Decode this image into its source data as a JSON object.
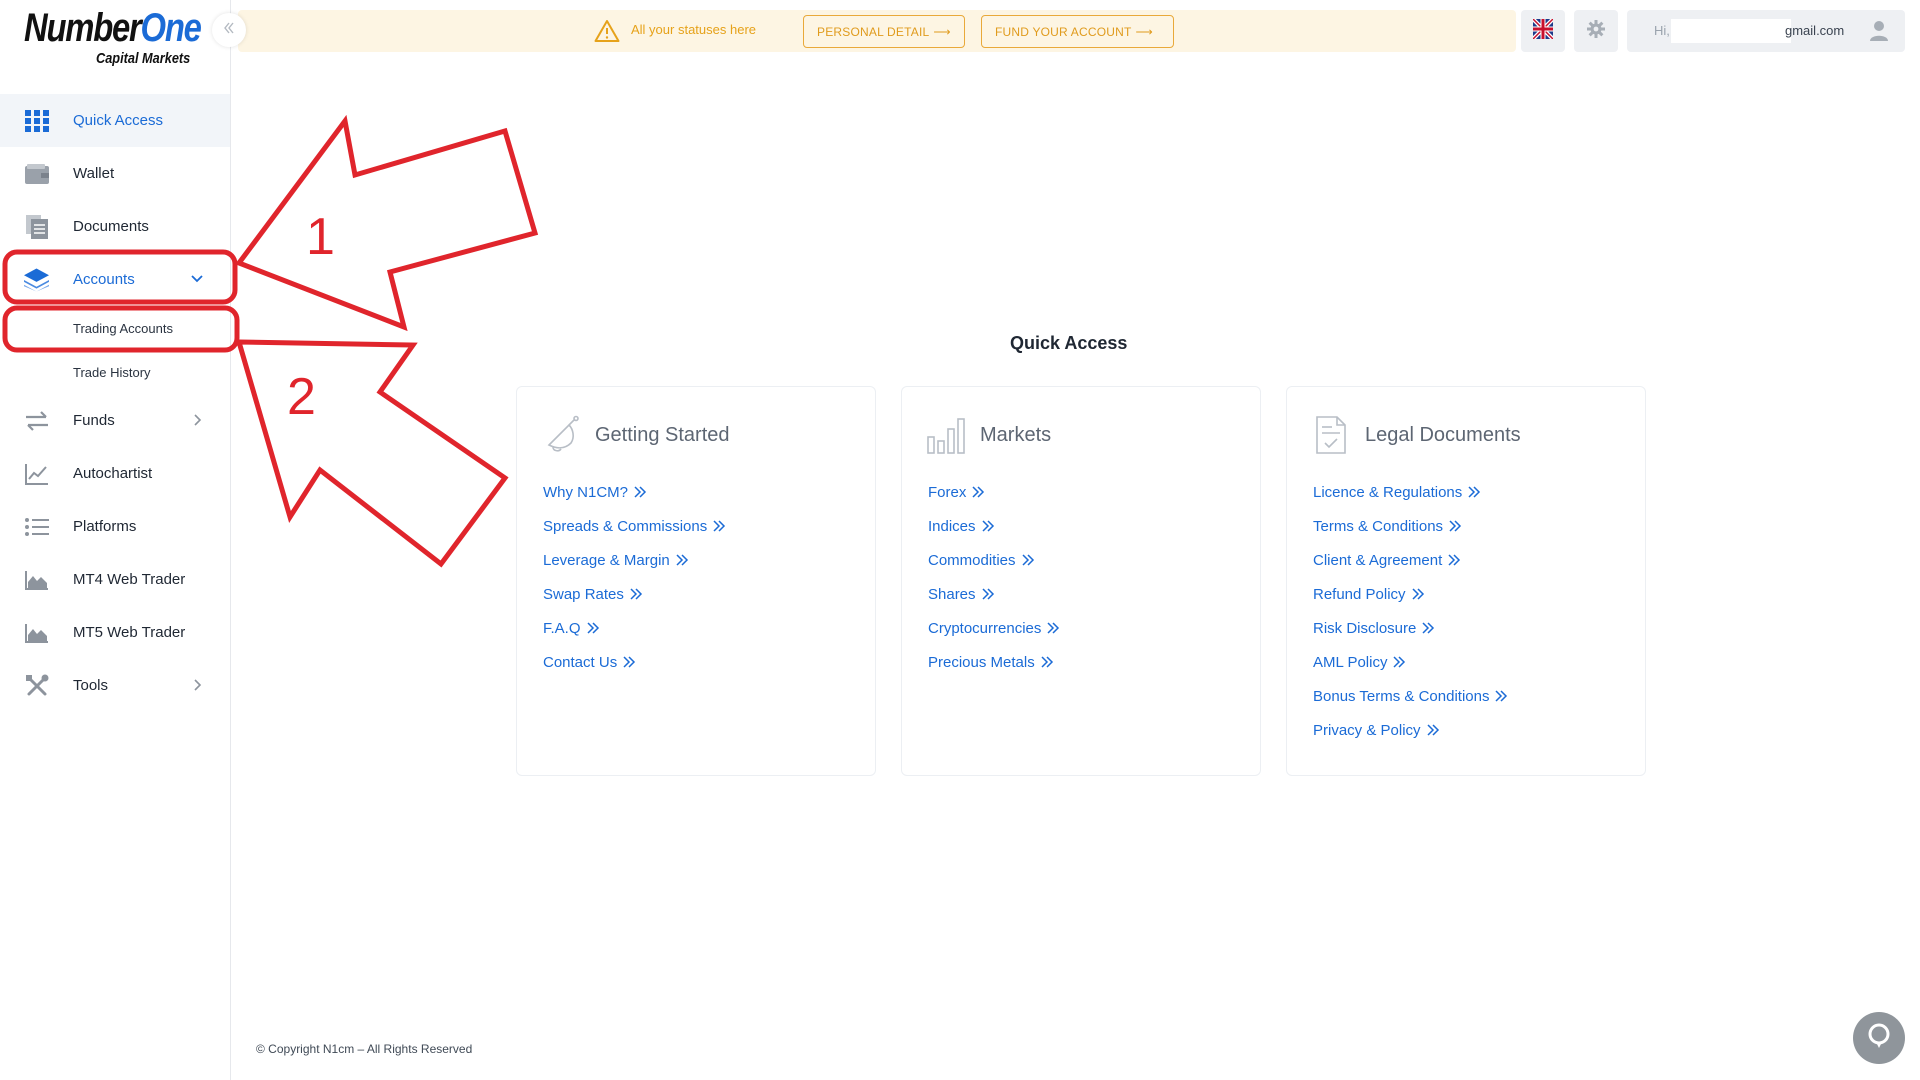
{
  "logo": {
    "word_main": "Number",
    "word_accent": "One",
    "sub": "Capital Markets"
  },
  "sidebar": {
    "items": [
      {
        "label": "Quick Access",
        "icon": "grid-icon"
      },
      {
        "label": "Wallet",
        "icon": "wallet-icon"
      },
      {
        "label": "Documents",
        "icon": "documents-icon"
      },
      {
        "label": "Accounts",
        "icon": "layers-icon",
        "expanded": true,
        "children": [
          {
            "label": "Trading Accounts"
          },
          {
            "label": "Trade History"
          }
        ]
      },
      {
        "label": "Funds",
        "icon": "transfer-icon"
      },
      {
        "label": "Autochartist",
        "icon": "chart-line-icon"
      },
      {
        "label": "Platforms",
        "icon": "list-icon"
      },
      {
        "label": "MT4 Web Trader",
        "icon": "area-chart-icon"
      },
      {
        "label": "MT5 Web Trader",
        "icon": "area-chart-icon"
      },
      {
        "label": "Tools",
        "icon": "tools-icon"
      }
    ]
  },
  "alert": {
    "text": "All your statuses here",
    "personal_button": "PERSONAL DETAIL",
    "fund_button": "FUND YOUR ACCOUNT",
    "color": "#e6a21a"
  },
  "user": {
    "greeting": "Hi,",
    "email_suffix": "gmail.com"
  },
  "main": {
    "title": "Quick Access",
    "cards": [
      {
        "title": "Getting Started",
        "icon": "bell-icon",
        "links": [
          "Why N1CM?",
          "Spreads & Commissions",
          "Leverage & Margin",
          "Swap Rates",
          "F.A.Q",
          "Contact Us"
        ]
      },
      {
        "title": "Markets",
        "icon": "bar-chart-icon",
        "links": [
          "Forex",
          "Indices",
          "Commodities",
          "Shares",
          "Cryptocurrencies",
          "Precious Metals"
        ]
      },
      {
        "title": "Legal Documents",
        "icon": "document-check-icon",
        "links": [
          "Licence & Regulations",
          "Terms & Conditions",
          "Client & Agreement",
          "Refund Policy",
          "Risk Disclosure",
          "AML Policy",
          "Bonus Terms & Conditions",
          "Privacy & Policy"
        ]
      }
    ]
  },
  "footer": {
    "text": "© Copyright N1cm – All Rights Reserved"
  },
  "annotations": {
    "label_1": "1",
    "label_2": "2",
    "color": "#e0252c"
  },
  "colors": {
    "accent": "#1b6bd6",
    "warning": "#e6a21a"
  }
}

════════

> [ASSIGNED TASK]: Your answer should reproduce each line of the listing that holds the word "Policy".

> [OUTPUT FOR THIS EXERCISE]:
          "Refund Policy",
          "AML Policy",
          "Privacy & Policy"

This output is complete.